With President Obama's legislative victories behind him including health care, repeal of "don't ask don't tell," an arms treaty, tax rate deal, he's vowed to have a laser-like focus on the economy in the coming year...again.
At a press conference Wednesday before heading to Hawaii for a Christmas vacation he said, "And my singular focus over the next two years is not rescuing the economy from potential disaster, but rather jumpstarting the economy so that we actually start making a dent in the unemployment rate and we are equipping ourselves so that we can compete in the 21st century."
He also made similar statements in the past.
In April of this year, he said: "So while today's GDP report is an important milepost on our road to recovery, it doesn't mean much to an American who has lost his or her job and can't find another. For millions of Americans -- our friends, neighbors, and fellow citizens ready and willing to get back to work -- "you're hired" is the only economic news they're waiting to hear. And they are why the work of moving this economy forward remains our focus every single day."
And in November 2009, "So those are the discussions we're going to be having, not just today but in the weeks and months to come. This is my administration's overriding focus. Having brought the economy back from the brink, the question is how are we going to make sure that people are getting back to work and able to support their families."
He did note, it may not happen all that quickly. "It's not going to happen overnight, but we will not rest until we are succeeding in generating the jobs that this economy needs."
Those are just a couple of samples of the language the president has used in the administration focus on the economy and jobs.
Yet he seems to still take time to weigh on his other policy agendas, like health care, the DREAM Act (which didn't pass this year), and other legislative items.
And then there are always the breaking interruptions like the BP Oil Spill or scheduled distractions like the midterm elections.
In June during the oil spill crisis, White House Press Secretary Robert Gibbs noted that presidents can multi-task. "But the American people don't elect somebody I think that they don't believe can walk and chew gum at the same time. Sometimes it feels like we walk and chew gum and juggle on a unicycle all at the same time.

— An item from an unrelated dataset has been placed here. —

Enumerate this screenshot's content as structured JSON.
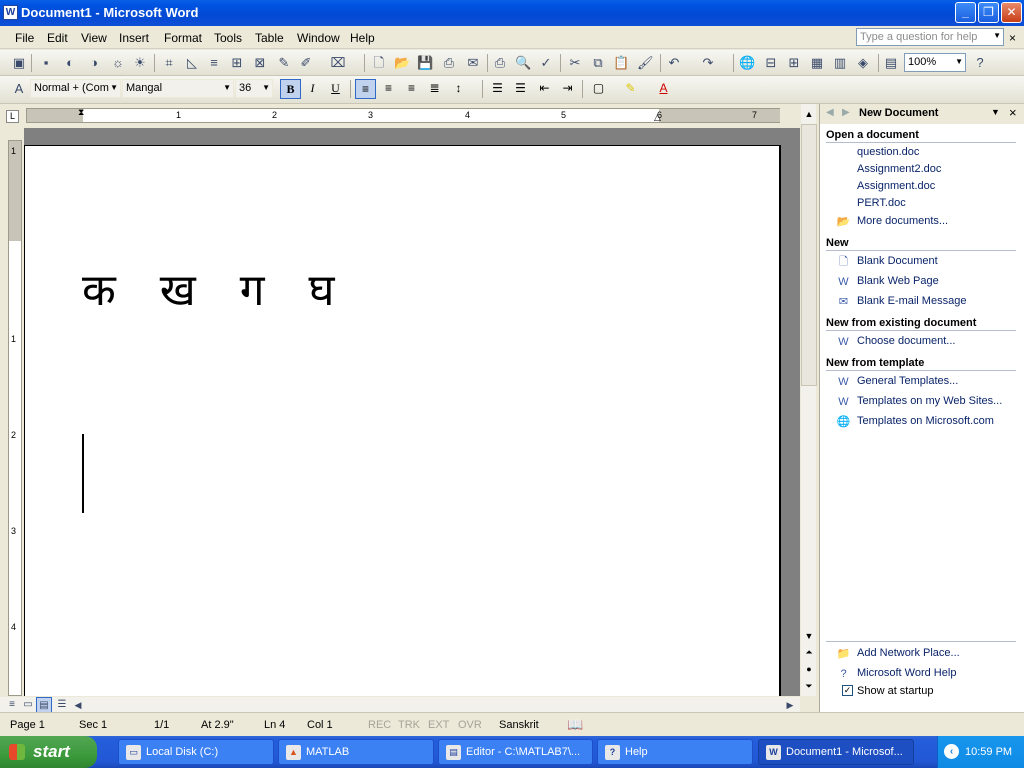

I get that." In fact Gibbs and Obama have both wanted to point out to critics, particularly on the left who say they haven't done enough or caved too much, that they have been able to accomplish a lot and essentially should tone down the whining.
As president he of course is expected to do some multi-tasking, juggling security, overseas trips, and domestic policy.
Critics have charged that he shouldn't have put so much energy into things like health care which dominated his first year in office.
Of course there was the tax cut compromise, which did deal directly with the economy. And the president spent a good chunk of time on the road on his backyard touring - listening to average Americans about their concerns.
In 2011 the president has vowed to be honing in on the economy, but he has already stated that things like bringing up the DREAM act, dealing with Guantanamo Bay Detainees are on his to-do list as well.